So What: this is often the most interesting part for a graphic recorder to share back to the room when there is a dialogic process. What does it all mean? What are the key messages? What new things did we learn? “From the afternoon discussions, at least 3 main priority areas emerged. Now we know we need to talk about emergency coordination, community protection, and clinical care.” Spend the most time here with your share-back, because the information is new.
Now What: Highlight any decisions and next steps that the group identified. “With this input, we heard that you’ll be ready to launch this new program in 2 months.” And a wise reminder here- you’re not there to give any extra answers.
I like to script my conclusion. I end with two things: inviting people to engage with me about the graphics or how they will receive them; the final sentence is about why we invite visuals to support their best work. End strong!
4. Learn how to explain what you drew. Talk about your process, your choices, and how you listen.
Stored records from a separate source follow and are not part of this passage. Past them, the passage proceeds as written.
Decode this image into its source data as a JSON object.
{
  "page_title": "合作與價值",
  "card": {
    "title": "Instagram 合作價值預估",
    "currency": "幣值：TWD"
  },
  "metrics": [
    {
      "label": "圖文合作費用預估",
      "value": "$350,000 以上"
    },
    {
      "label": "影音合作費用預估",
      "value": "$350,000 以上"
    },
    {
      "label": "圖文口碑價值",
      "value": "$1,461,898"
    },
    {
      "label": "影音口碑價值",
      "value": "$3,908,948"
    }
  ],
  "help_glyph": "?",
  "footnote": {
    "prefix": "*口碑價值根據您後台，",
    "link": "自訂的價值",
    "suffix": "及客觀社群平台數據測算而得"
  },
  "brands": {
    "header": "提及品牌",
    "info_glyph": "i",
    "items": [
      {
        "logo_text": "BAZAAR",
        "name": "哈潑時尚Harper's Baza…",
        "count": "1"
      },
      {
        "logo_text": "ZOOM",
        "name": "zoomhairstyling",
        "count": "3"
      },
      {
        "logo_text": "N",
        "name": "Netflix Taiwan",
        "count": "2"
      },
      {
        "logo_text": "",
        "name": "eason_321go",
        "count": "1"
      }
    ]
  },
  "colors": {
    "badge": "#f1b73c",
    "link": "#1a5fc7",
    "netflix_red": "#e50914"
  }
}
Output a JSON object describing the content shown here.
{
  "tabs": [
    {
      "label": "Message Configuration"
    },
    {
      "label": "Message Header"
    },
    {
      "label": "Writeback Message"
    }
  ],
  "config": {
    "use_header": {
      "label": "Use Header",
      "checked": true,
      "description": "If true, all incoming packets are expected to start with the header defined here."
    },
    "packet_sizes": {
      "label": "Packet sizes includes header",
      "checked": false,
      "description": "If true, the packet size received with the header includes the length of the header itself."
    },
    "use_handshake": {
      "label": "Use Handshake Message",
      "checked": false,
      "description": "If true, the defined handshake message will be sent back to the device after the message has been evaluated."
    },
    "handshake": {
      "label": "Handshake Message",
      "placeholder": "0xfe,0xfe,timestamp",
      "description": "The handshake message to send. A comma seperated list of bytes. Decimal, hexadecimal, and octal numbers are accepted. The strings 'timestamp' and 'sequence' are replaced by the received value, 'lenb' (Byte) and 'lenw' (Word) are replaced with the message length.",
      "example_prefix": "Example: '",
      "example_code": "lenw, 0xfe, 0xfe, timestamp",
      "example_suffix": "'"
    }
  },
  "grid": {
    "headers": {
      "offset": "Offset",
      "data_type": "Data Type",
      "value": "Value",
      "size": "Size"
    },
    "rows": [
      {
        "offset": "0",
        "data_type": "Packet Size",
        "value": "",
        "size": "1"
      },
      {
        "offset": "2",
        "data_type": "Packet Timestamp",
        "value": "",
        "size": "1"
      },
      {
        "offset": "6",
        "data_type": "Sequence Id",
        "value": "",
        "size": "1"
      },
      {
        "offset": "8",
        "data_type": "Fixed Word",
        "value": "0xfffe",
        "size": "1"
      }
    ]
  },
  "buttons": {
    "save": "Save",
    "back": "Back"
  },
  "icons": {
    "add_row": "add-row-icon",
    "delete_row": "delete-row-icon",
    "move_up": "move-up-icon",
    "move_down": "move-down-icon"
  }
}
I get it, sometimes we don’t know where a drawing might come from. Or our best laid plans got sidetracked. But you are there to visualize for a group, so you need to be able to talk about some of your choices. Not many people get to hear from an artists’ perspective talking about their work, so don’t underestimate the power of making clear in words what they see on a page. Here’s some things I might share about.
- This page layout can be read right to left (or from the center out) because …
- These lines here are dotted / solid / extra thick/ to show different connections because ….
- I’m using these colours because they mean …
- I heard many key details in this section, and combined them in this drawing, such as ….
- This abstract shape/line/ swoop means ….
- The drawing of _____ represents ____ because ….
- This information is organized into a model because…. (eg it’s an iceberg because we were talking about the systems and beliefs that are under the surface ….)
- I’m listening differently to parts of the agenda here, because…. (eg the brainstorming is here in a long divergent list, and then our decisions about themes converge into these big circles here)
5. Don’t upstage anyone. Be proud of your work, be appreciative, and show up with energy.
Sometimes you’ll be the star, but you’re not there to be a diva. Be proud of your role and bring great energy to your share back, or fake-it-til-you-make-it energy with a clear voice. People are excited to see something new to them like graphic recording, and your tone and presentation should demonstrate that you support this group and their work. Be generous with your gratitude, including thanking the facilitators, client/sponsors, and all supporting roles.
Be appreciative, which includes making the participants look and feel good – because they are the experts on themselves. There might be some meetings where you think you have more expertise than the room, or you have an “answer” for a particular challenge. You don’t. This group has a different experience than you and sees things differently. You have to appreciate the meeting for what it is: you’re not there to solve anything “for” them in a share-back, by surprising them with new content or proposing a process. If you have a burning case of Correct-itis, write it down on a post it and offer it after the meeting.
Record them on video, with accessible captions
You can record your graphic recording share-back if you are online, which makes a descriptive and oral record of the moment for people who also may be visually impaired. You can also caption these videos. When posting online, you can write alt-text for graphic recording images – and also consider other ways of sharing back the work out loud.
In conclusion, consider the share-back another important skill of an established and confident graphic facilitator and try to practice and prepare for it, just like we prepare for the other parts of our roles. It’s technically public speaking – but we know you can already do hard things like drawing on a blank page in front of strangers!